According to the latest figures from CBRE some £2.7 billion was invested in student property last year, an astonishing 125% increase compared to 2011. This is on top of last year's 53% growth and 124% growth the year before, meaning that student property investment has tripled since 2009.
The 2012 growth might be surprising given that UCAS figures show a 6.6% decrease in higher education applicants for the 2012 academic year, with just 653,600 students applying for spaces, however we know that this gap was more than made up for by growth in cross-border applications.
"Although the number of student applications and acceptances fell in 2012, capital committed to the sector has grown dramatically over the last 12 months," said Jo Winchester, head of student advisory at CBRE.
"The marker is increasingly dominated by specialist student funds and developers, who are deploying large amounts of capital in the regions as well as within London, making student accommodation a healthy sector nationally.
"As an investment, student accommodation is relatively low risk and provides a secure income. Occupancy levels remain high, especially when compared to the vacancy rates in some mainstream sectors, and most university towns remain undersupplied."
The report contains one other fact that may surprise many, and that is the fact that - like last year - investments in regions outside London again outpaced that of the capital, with cities such as Manchester, Liverpool, Glasgow and Bradford all featuring heavy UK wide investor demand. Dutch Pension Fund Managers PGGM were responsible for the biggest transaction in 2012, buying 60pc of the University Assets Programme for an estimated £840 million.

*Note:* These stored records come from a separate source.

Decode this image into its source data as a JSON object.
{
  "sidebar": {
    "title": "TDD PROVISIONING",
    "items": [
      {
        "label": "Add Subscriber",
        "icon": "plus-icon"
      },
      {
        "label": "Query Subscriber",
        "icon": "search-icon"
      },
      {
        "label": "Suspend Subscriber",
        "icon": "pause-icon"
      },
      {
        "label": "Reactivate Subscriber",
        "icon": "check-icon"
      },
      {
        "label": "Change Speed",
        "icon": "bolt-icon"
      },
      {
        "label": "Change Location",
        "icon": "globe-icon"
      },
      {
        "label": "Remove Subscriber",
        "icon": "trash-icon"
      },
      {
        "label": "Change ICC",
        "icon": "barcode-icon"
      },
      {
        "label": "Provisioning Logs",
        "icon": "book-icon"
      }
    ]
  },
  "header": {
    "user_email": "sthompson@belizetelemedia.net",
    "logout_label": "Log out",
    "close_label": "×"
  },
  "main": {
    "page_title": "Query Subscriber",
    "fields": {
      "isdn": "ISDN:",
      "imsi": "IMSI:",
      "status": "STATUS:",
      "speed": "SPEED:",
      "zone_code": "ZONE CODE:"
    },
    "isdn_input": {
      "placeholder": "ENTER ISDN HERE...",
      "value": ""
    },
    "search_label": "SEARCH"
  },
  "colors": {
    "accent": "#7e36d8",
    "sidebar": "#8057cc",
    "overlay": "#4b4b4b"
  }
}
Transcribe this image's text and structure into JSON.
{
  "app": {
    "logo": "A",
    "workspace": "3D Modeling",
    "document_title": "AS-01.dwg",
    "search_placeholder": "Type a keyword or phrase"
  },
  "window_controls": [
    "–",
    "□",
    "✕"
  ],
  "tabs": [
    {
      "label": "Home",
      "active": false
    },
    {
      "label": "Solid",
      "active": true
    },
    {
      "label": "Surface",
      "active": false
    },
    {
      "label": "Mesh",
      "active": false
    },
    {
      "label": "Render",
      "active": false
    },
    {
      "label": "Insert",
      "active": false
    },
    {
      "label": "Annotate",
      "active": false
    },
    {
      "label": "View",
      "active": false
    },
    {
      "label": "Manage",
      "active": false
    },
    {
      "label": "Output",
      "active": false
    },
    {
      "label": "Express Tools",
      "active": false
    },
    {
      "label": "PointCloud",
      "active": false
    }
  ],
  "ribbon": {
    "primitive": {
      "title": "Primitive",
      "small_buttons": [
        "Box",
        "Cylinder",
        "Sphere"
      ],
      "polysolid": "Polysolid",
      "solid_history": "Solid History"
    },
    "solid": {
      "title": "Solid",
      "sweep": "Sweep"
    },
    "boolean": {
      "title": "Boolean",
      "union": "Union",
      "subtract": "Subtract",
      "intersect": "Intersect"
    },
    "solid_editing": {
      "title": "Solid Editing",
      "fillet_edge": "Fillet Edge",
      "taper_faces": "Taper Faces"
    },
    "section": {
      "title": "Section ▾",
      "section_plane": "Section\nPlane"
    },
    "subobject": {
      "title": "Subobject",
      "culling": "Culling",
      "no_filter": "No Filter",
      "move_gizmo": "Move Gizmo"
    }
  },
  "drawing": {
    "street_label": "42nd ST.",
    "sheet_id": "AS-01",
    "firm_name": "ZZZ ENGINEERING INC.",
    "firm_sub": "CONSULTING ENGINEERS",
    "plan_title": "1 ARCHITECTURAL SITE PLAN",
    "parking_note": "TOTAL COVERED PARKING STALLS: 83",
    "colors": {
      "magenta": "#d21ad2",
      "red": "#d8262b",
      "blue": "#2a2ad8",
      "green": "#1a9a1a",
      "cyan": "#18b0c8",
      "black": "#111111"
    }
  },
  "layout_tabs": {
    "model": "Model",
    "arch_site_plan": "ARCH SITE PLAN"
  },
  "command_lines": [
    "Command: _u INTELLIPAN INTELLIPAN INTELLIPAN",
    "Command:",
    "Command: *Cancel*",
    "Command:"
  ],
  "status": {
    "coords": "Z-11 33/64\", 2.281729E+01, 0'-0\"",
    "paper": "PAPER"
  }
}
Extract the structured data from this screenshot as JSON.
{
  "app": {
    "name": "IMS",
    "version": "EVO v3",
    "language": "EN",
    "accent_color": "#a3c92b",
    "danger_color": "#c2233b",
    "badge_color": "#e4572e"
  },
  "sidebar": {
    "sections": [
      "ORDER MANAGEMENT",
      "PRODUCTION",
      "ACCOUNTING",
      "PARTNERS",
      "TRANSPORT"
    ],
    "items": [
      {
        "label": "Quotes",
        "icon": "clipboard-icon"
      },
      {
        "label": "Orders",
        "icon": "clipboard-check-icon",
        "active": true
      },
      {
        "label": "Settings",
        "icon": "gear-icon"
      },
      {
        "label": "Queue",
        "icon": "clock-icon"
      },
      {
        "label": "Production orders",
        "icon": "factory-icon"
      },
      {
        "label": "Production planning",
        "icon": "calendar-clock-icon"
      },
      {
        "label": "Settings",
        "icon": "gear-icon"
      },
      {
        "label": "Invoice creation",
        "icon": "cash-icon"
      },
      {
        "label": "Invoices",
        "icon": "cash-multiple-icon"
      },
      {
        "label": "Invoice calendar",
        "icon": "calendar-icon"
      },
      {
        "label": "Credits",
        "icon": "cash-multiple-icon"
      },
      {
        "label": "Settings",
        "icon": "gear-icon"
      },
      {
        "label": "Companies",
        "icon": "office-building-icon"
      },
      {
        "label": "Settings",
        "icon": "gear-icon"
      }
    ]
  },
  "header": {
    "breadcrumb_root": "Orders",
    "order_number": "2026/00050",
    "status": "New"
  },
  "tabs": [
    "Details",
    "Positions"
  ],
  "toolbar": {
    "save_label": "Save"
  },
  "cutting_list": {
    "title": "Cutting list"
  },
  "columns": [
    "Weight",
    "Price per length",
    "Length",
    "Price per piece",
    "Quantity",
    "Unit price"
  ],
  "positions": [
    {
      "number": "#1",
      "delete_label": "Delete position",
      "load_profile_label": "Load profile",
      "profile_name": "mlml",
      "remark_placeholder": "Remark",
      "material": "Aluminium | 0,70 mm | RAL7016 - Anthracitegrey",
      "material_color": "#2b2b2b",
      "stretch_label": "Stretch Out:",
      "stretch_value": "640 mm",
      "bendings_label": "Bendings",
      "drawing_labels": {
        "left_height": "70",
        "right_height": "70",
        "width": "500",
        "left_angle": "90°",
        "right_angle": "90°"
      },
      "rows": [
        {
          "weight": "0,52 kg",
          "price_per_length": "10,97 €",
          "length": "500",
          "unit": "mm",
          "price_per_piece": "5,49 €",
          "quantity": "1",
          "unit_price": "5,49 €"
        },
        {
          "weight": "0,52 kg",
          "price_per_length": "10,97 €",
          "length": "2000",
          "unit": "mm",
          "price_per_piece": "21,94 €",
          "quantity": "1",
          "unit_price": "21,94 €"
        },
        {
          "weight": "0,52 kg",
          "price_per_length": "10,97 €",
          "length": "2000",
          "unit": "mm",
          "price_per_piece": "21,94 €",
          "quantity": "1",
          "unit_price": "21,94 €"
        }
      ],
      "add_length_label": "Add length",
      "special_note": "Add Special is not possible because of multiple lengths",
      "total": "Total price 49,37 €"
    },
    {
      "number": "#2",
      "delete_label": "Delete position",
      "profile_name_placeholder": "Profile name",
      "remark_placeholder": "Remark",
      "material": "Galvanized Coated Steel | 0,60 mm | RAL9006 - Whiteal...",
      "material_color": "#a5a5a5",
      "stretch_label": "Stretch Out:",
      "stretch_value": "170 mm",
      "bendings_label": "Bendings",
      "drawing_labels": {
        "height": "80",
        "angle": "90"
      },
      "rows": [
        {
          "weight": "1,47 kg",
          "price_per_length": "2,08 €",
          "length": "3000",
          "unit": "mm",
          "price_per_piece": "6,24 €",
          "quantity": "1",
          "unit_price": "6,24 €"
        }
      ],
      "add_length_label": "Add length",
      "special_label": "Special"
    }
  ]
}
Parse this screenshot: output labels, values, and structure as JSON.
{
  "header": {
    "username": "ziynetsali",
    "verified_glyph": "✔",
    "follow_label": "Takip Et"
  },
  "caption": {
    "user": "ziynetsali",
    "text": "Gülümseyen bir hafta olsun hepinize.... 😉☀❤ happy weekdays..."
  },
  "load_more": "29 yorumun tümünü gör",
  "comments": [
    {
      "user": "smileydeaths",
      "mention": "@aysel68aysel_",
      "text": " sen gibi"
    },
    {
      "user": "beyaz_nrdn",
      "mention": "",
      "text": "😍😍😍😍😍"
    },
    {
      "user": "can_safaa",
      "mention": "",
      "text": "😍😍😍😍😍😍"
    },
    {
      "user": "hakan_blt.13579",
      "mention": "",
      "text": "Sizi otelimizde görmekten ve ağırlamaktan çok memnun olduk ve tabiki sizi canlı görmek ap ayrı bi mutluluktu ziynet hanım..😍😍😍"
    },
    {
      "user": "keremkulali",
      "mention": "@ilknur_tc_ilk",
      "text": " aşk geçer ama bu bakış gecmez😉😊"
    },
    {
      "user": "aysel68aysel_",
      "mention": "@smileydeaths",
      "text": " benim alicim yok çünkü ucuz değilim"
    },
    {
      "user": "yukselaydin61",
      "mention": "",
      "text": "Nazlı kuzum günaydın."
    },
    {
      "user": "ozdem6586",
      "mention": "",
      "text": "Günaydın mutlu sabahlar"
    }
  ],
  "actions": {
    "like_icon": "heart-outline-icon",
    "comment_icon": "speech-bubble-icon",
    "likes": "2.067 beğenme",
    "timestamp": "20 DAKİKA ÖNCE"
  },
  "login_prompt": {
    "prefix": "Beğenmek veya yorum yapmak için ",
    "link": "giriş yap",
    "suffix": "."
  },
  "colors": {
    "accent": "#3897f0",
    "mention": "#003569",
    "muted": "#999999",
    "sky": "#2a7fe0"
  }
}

According to CBRE, student housing is strongly outperforming other property asset classes. Last year, it delivered total returns of 9.6pc for investors, compared with 4.4pc for all office properties and 2.2pc for all retail.
- Monday 21 January 2013